Your goal. Every line that contains "aggregateadvertising" must be located and copied from the data.

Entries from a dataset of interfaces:
____________________

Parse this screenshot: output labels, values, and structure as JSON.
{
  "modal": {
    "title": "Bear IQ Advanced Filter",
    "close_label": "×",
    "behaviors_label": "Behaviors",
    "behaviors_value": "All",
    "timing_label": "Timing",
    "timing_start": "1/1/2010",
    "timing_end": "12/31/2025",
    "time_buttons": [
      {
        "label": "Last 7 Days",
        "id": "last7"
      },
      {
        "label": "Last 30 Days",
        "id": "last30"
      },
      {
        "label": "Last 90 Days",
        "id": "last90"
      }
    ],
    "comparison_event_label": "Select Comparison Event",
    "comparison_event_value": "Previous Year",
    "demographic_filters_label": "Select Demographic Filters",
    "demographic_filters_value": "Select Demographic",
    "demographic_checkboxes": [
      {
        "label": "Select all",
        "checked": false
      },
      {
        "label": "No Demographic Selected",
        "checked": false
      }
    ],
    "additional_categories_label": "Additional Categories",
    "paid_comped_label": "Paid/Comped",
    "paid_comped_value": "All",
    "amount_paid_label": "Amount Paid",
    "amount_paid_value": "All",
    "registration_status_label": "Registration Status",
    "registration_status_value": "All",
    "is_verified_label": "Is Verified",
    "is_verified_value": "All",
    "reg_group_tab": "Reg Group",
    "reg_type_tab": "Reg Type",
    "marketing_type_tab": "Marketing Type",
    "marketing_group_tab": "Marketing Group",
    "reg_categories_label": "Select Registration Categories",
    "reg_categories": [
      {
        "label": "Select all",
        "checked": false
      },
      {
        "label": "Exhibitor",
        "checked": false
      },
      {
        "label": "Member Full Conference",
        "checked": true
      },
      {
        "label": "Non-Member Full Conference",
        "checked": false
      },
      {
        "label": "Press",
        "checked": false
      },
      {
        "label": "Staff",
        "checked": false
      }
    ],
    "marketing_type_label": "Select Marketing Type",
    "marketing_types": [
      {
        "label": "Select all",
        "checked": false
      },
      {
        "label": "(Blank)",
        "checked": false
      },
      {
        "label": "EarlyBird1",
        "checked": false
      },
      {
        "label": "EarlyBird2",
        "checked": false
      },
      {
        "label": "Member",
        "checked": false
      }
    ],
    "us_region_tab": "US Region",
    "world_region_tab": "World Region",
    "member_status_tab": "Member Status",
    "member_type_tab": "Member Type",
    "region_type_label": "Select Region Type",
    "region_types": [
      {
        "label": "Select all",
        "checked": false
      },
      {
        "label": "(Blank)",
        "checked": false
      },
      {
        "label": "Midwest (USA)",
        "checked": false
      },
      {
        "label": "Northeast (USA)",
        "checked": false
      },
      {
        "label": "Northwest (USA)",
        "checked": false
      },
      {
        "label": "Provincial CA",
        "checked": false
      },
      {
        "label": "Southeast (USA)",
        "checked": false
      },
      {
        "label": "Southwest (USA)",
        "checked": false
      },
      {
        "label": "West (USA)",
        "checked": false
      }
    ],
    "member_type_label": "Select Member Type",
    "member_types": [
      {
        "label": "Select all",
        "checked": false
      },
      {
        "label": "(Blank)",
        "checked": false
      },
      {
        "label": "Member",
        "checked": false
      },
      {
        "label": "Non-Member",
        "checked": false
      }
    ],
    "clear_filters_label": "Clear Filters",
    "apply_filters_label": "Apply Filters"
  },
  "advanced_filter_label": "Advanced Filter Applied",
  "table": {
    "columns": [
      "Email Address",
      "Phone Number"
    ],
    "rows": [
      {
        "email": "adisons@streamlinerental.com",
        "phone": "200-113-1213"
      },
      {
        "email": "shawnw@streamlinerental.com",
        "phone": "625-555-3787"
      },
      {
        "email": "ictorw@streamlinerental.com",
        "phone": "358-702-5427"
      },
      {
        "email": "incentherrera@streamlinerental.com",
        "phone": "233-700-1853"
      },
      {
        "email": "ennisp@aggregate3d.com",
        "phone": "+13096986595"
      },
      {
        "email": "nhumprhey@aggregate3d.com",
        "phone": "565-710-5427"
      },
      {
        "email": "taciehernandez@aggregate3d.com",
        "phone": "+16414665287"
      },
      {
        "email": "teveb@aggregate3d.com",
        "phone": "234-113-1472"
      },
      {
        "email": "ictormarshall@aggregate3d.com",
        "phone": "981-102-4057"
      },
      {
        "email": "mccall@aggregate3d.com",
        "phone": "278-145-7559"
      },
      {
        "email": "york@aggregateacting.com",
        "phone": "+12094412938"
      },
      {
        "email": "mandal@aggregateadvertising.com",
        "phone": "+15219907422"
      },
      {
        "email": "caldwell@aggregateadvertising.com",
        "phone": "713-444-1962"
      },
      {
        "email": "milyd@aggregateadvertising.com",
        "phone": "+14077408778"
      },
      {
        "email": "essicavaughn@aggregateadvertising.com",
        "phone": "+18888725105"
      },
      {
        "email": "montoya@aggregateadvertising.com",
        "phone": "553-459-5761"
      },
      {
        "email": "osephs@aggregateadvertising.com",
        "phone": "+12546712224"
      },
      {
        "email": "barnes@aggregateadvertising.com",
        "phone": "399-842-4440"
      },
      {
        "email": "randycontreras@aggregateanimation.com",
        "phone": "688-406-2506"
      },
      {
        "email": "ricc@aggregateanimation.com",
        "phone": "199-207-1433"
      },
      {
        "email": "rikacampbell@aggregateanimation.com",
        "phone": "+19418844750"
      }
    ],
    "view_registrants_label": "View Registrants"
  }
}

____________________

Response.
        "email": "mandal@aggregateadvertising.com",
        "email": "caldwell@aggregateadvertising.com",
        "email": "milyd@aggregateadvertising.com",
        "email": "essicavaughn@aggregateadvertising.com",
        "email": "montoya@aggregateadvertising.com",
        "email": "osephs@aggregateadvertising.com",
        "email": "barnes@aggregateadvertising.com",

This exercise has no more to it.